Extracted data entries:
=== Section Start ===

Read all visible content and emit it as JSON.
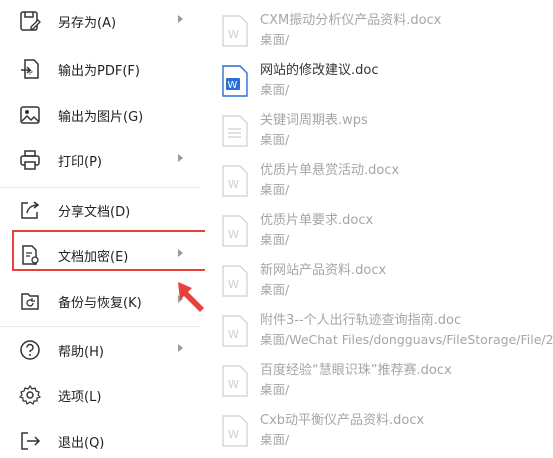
{
  "menu": {
    "items": [
      {
        "label": "另存为(A)",
        "icon": "save-as-icon",
        "submenu": true
      },
      {
        "label": "输出为PDF(F)",
        "icon": "export-pdf-icon",
        "submenu": false
      },
      {
        "label": "输出为图片(G)",
        "icon": "export-image-icon",
        "submenu": false
      },
      {
        "label": "打印(P)",
        "icon": "printer-icon",
        "submenu": true
      },
      {
        "label": "分享文档(D)",
        "icon": "share-icon",
        "submenu": false
      },
      {
        "label": "文档加密(E)",
        "icon": "encrypt-document-icon",
        "submenu": true
      },
      {
        "label": "备份与恢复(K)",
        "icon": "backup-restore-icon",
        "submenu": true
      },
      {
        "label": "帮助(H)",
        "icon": "help-icon",
        "submenu": true
      },
      {
        "label": "选项(L)",
        "icon": "gear-icon",
        "submenu": false
      },
      {
        "label": "退出(Q)",
        "icon": "exit-icon",
        "submenu": false
      }
    ],
    "highlighted_item": "文档加密(E)"
  },
  "recent_files": [
    {
      "name": "CXM振动分析仪产品资料.docx",
      "path": "桌面/",
      "type": "docx"
    },
    {
      "name": "网站的修改建议.doc",
      "path": "桌面/",
      "type": "doc"
    },
    {
      "name": "关键词周期表.wps",
      "path": "桌面/",
      "type": "wps"
    },
    {
      "name": "优质片单悬赏活动.docx",
      "path": "桌面/",
      "type": "docx"
    },
    {
      "name": "优质片单要求.docx",
      "path": "桌面/",
      "type": "docx"
    },
    {
      "name": "新网站产品资料.docx",
      "path": "桌面/",
      "type": "docx"
    },
    {
      "name": "附件3--个人出行轨迹查询指南.doc",
      "path": "桌面/WeChat Files/dongguavs/FileStorage/File/2...",
      "type": "doc"
    },
    {
      "name": "百度经验“慧眼识珠”推荐赛.docx",
      "path": "桌面/",
      "type": "docx"
    },
    {
      "name": "Cxb动平衡仪产品资料.docx",
      "path": "桌面/",
      "type": "docx"
    }
  ],
  "colors": {
    "highlight_border": "#e8403a",
    "annotation_arrow": "#e8403a",
    "word_icon_blue": "#2b6fd6",
    "muted_text": "#a6a6a6"
  }
}
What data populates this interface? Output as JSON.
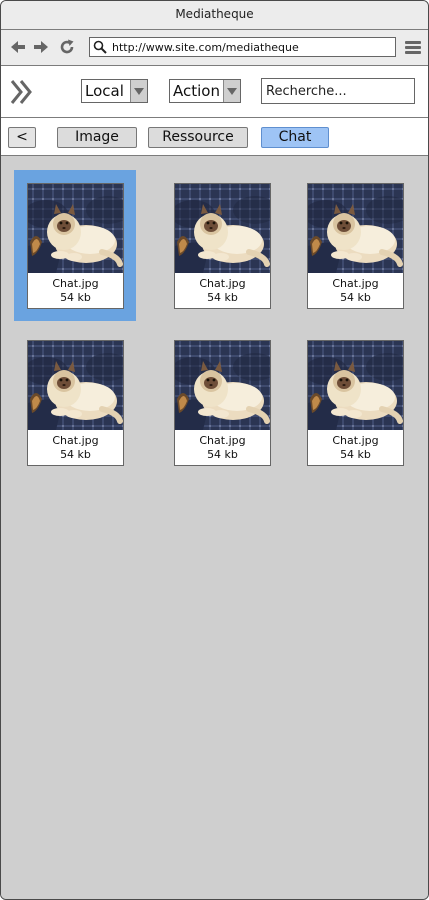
{
  "window": {
    "title": "Mediatheque"
  },
  "browser": {
    "back_icon": "arrow-left-icon",
    "forward_icon": "arrow-right-icon",
    "reload_icon": "reload-icon",
    "url": "http://www.site.com/mediatheque",
    "menu_icon": "hamburger-menu-icon"
  },
  "toolbar": {
    "expand_icon": "double-chevron-right-icon",
    "location_select": "Local",
    "action_select": "Action",
    "search_placeholder": "Recherche..."
  },
  "breadcrumb": {
    "back_label": "<",
    "items": [
      "Image",
      "Ressource",
      "Chat"
    ]
  },
  "files": [
    {
      "name": "Chat.jpg",
      "size": "54 kb",
      "selected": true
    },
    {
      "name": "Chat.jpg",
      "size": "54 kb",
      "selected": false
    },
    {
      "name": "Chat.jpg",
      "size": "54 kb",
      "selected": false
    },
    {
      "name": "Chat.jpg",
      "size": "54 kb",
      "selected": false
    },
    {
      "name": "Chat.jpg",
      "size": "54 kb",
      "selected": false
    },
    {
      "name": "Chat.jpg",
      "size": "54 kb",
      "selected": false
    }
  ],
  "colors": {
    "selection": "#6aa3e0",
    "active_tab": "#9ec4f5",
    "background": "#cfcfcf"
  }
}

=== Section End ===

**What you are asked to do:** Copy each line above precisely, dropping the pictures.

**Written response:**
Read all visible content and emit it as JSON.
{
  "menu": {
    "items": [
      {
        "label": "另存为(A)",
        "icon": "save-as-icon",
        "submenu": true
      },
      {
        "label": "输出为PDF(F)",
        "icon": "export-pdf-icon",
        "submenu": false
      },
      {
        "label": "输出为图片(G)",
        "icon": "export-image-icon",
        "submenu": false
      },
      {
        "label": "打印(P)",
        "icon": "printer-icon",
        "submenu": true
      },
      {
        "label": "分享文档(D)",
        "icon": "share-icon",
        "submenu": false
      },
      {
        "label": "文档加密(E)",
        "icon": "encrypt-document-icon",
        "submenu": true
      },
      {
        "label": "备份与恢复(K)",
        "icon": "backup-restore-icon",
        "submenu": true
      },
      {
        "label": "帮助(H)",
        "icon": "help-icon",
        "submenu": true
      },
      {
        "label": "选项(L)",
        "icon": "gear-icon",
        "submenu": false
      },
      {
        "label": "退出(Q)",
        "icon": "exit-icon",
        "submenu": false
      }
    ],
    "highlighted_item": "文档加密(E)"
  },
  "recent_files": [
    {
      "name": "CXM振动分析仪产品资料.docx",
      "path": "桌面/",
      "type": "docx"
    },
    {
      "name": "网站的修改建议.doc",
      "path": "桌面/",
      "type": "doc"
    },
    {
      "name": "关键词周期表.wps",
      "path": "桌面/",
      "type": "wps"
    },
    {
      "name": "优质片单悬赏活动.docx",
      "path": "桌面/",
      "type": "docx"
    },
    {
      "name": "优质片单要求.docx",
      "path": "桌面/",
      "type": "docx"
    },
    {
      "name": "新网站产品资料.docx",
      "path": "桌面/",
      "type": "docx"
    },
    {
      "name": "附件3--个人出行轨迹查询指南.doc",
      "path": "桌面/WeChat Files/dongguavs/FileStorage/File/2...",
      "type": "doc"
    },
    {
      "name": "百度经验“慧眼识珠”推荐赛.docx",
      "path": "桌面/",
      "type": "docx"
    },
    {
      "name": "Cxb动平衡仪产品资料.docx",
      "path": "桌面/",
      "type": "docx"
    }
  ],
  "colors": {
    "highlight_border": "#e8403a",
    "annotation_arrow": "#e8403a",
    "word_icon_blue": "#2b6fd6",
    "muted_text": "#a6a6a6"
  }
}
What data populates this interface? Output as JSON.
{
  "window": {
    "title": "Mediatheque"
  },
  "browser": {
    "back_icon": "arrow-left-icon",
    "forward_icon": "arrow-right-icon",
    "reload_icon": "reload-icon",
    "url": "http://www.site.com/mediatheque",
    "menu_icon": "hamburger-menu-icon"
  },
  "toolbar": {
    "expand_icon": "double-chevron-right-icon",
    "location_select": "Local",
    "action_select": "Action",
    "search_placeholder": "Recherche..."
  },
  "breadcrumb": {
    "back_label": "<",
    "items": [
      "Image",
      "Ressource",
      "Chat"
    ]
  },
  "files": [
    {
      "name": "Chat.jpg",
      "size": "54 kb",
      "selected": true
    },
    {
      "name": "Chat.jpg",
      "size": "54 kb",
      "selected": false
    },
    {
      "name": "Chat.jpg",
      "size": "54 kb",
      "selected": false
    },
    {
      "name": "Chat.jpg",
      "size": "54 kb",
      "selected": false
    },
    {
      "name": "Chat.jpg",
      "size": "54 kb",
      "selected": false
    },
    {
      "name": "Chat.jpg",
      "size": "54 kb",
      "selected": false
    }
  ],
  "colors": {
    "selection": "#6aa3e0",
    "active_tab": "#9ec4f5",
    "background": "#cfcfcf"
  }
}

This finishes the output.